Monday, 23 December 2013
Every now and again you meet one of those people who touches something inside of you; a person who has the capability to inspire you and who does something that lives on for a long time in your memory. Let me tell you a little about Louise Miller for she is one who I will walk with forever.
When I first went "long", beyond the standard distance of an Ironman and into the uncharted regions of the Double Ironman, I had asked people to lend me their support. "Text me whenever you can", I implored anyone who would listen, rather pitifully. "Help me get through the night. Your texts mean a lot to me." I really did mean it and I expected to feel pretty lonely and pretty scared as I knew that I would be cycling well into the small hours and into the following morning on the 224 mile ride.
Sure enough people responded and sent text after text. As I cycled around I could hear my phone "pinging" in my jacket pocket. Between about 10pm and Midnight the messages reached a crescendo as people got ready for bed or crashed in from the pub. The majority of messages ran something like "Rather you than me" and I could see why they may think that a warm bed was preferable to endless miles on a bike at night. But as the night settled into silence I began to appreciate the uniqueness of my position. The dark, and quiet whirring of the chain became a calming mantra as my thoughts drifted from one island of topic to another. Then at about 3.00 am my phone pinged. I was intrigued and in the enshrouding darkness I stopped my bike, fished my phone out and read the message. It was from Louise Miller.
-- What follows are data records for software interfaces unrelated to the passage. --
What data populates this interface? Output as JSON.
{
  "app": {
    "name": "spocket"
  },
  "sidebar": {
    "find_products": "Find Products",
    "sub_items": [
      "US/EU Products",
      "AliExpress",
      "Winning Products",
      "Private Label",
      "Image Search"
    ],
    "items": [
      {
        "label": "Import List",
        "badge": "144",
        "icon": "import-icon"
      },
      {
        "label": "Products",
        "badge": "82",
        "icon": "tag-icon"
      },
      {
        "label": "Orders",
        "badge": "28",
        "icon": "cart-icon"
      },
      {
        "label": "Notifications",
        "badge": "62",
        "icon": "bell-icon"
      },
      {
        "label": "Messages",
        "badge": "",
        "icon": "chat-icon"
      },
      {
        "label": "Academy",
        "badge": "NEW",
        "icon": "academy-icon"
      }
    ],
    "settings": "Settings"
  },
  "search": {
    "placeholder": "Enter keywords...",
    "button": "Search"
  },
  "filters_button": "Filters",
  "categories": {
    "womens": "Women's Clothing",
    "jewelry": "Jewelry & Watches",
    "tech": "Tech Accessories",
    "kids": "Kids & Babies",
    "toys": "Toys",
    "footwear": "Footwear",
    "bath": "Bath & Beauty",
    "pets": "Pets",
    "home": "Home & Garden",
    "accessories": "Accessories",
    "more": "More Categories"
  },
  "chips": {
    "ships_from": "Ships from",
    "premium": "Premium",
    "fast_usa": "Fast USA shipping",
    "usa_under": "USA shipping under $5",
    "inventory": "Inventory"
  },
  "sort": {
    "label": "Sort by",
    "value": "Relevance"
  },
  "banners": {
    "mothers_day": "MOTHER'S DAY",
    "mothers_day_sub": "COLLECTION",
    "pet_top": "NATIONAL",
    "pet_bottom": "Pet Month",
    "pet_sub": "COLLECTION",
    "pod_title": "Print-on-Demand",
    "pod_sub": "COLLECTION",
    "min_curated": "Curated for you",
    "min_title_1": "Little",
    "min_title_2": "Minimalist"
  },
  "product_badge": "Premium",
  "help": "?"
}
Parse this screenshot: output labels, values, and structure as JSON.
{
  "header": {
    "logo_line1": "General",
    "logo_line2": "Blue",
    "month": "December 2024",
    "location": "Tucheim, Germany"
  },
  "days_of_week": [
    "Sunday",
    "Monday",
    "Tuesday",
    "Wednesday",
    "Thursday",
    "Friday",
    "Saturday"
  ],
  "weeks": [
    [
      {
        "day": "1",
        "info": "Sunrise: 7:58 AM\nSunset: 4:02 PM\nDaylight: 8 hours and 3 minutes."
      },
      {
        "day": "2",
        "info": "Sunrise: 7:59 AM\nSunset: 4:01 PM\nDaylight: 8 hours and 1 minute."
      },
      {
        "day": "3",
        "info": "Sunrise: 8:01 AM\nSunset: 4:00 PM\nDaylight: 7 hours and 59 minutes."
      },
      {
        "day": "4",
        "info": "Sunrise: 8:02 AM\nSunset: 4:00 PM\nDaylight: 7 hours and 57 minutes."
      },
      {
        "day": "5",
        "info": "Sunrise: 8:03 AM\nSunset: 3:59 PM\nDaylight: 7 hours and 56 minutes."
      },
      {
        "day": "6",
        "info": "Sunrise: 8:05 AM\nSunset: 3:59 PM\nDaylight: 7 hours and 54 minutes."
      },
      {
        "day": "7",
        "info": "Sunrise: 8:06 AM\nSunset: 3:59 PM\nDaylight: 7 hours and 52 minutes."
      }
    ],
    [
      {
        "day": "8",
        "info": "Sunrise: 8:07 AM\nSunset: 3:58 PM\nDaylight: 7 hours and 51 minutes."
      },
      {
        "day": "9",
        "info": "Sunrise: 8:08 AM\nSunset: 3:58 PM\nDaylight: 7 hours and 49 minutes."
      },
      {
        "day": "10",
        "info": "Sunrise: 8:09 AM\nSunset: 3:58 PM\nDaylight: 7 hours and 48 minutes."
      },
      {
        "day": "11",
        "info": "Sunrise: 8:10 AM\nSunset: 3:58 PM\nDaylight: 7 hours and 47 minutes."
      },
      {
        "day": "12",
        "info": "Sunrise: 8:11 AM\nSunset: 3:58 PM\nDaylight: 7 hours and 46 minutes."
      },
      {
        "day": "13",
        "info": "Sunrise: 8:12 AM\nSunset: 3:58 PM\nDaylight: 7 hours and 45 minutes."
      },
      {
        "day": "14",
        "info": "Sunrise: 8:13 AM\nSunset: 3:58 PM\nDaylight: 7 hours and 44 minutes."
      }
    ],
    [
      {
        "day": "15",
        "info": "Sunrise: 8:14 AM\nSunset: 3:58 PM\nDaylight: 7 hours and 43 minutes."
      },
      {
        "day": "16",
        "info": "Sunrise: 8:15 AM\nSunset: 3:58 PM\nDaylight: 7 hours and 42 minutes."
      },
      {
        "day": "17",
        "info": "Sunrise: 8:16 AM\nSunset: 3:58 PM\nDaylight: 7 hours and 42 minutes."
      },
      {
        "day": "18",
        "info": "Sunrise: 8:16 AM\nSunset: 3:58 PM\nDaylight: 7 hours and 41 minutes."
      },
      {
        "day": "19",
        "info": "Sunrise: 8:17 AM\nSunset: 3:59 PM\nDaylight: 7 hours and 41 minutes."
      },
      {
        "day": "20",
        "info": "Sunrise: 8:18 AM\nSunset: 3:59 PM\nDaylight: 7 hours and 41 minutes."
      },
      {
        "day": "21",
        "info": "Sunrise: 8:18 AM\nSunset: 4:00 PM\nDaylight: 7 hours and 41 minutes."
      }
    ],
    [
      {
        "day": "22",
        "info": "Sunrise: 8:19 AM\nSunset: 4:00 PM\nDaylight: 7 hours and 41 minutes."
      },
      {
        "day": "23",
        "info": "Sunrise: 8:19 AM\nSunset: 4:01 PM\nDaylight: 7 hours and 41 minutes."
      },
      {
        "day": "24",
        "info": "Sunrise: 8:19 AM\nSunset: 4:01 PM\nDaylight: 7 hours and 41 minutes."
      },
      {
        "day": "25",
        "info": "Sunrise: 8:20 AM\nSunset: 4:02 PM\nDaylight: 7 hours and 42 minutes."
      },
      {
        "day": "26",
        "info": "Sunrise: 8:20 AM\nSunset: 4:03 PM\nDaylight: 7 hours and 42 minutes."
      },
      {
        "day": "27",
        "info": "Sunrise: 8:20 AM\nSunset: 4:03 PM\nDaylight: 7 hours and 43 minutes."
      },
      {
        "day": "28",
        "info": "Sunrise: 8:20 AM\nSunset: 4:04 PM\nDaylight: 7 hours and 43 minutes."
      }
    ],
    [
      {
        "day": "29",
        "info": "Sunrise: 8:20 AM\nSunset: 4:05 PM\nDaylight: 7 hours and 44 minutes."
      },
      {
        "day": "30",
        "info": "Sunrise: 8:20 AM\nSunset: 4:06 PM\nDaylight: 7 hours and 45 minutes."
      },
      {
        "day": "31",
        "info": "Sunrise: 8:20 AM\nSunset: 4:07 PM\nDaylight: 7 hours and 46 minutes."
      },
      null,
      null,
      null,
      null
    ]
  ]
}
I had employed Louise as PR Officer for the hospice that I worked at. She was totally unqualified for the job, but every facet of her nature made it impossible not view her as a worthy addition to any place - work or social. But, as I was on the phone to her making a verbal job offer I noticed that she had filled in the section that asked how much time she had off through illness with the cryptic comment "nothing apart from the obvious". When I asked her about this she told me that she had been a cancer patient and had actually used some of the very hospice services that she would now be promoting. "It's okay," she said "I feel great and the cancer has gone".
For the next two years she was an integral part of the team. She just got on with people and drew them close to our work. She had a serenity and poise about her that meant she rose above any standard office politics. One of those special people. Very special. I only saw her knocked off balance the one time. It was a Monday morning and she knocked on my office door and sat down breathless. She was ashen faced and had aged overnight. "I have lumps in my neck, Paul. Can I take some time off to see my specialist?" Typical Louise. Even in a situation that threatened her mortality she wanted to check I was okay with her taking time off.
The next three years were hard for her. The cancer never abated and she never gave up. Cancer can rarely have had to deal with such resilience, such humour and such acceptance. She put all of our problems into perspective. In her department she was the person who never moaned, never let the job get on top of her. During the course of an ill-judged merger that created massive stress, she rose above all the petty politics and made us all look hard at our actions. Cancer was an inconvenience that needed to be patronised, but wasn't going to hamper Louise's life. Even when it had spread to her bones and then into her brain she continued to come into work and behave normally whilst acknowledging that she had to undergo treatment and wouldn't "for the time being" be on top form. Louise never wanted to let on what this insidious disease was doing to her.
And so at 3 o'clock in the morning I read her message. This is what it said:
"Paul, I so admire what you do. You are mad and an inspiration. Try not to stop. Sometimes I get really frightened. It all seems so hard. Keep going."
It was the only time she ever acknowledged any fear or doubt. I still had another 70 miles to cycle, and then a 52 mile run to complete the event. I had been going for 18 hours and had another 15 hours of exercise ahead of me. But I knew, once I had read that text, that nothing was going to make me stop. What a piffling challenge I had to face compared to my lovely friend and colleague, Louise.
Louise died on the 8th December 2013. She died at home surrounded by her family.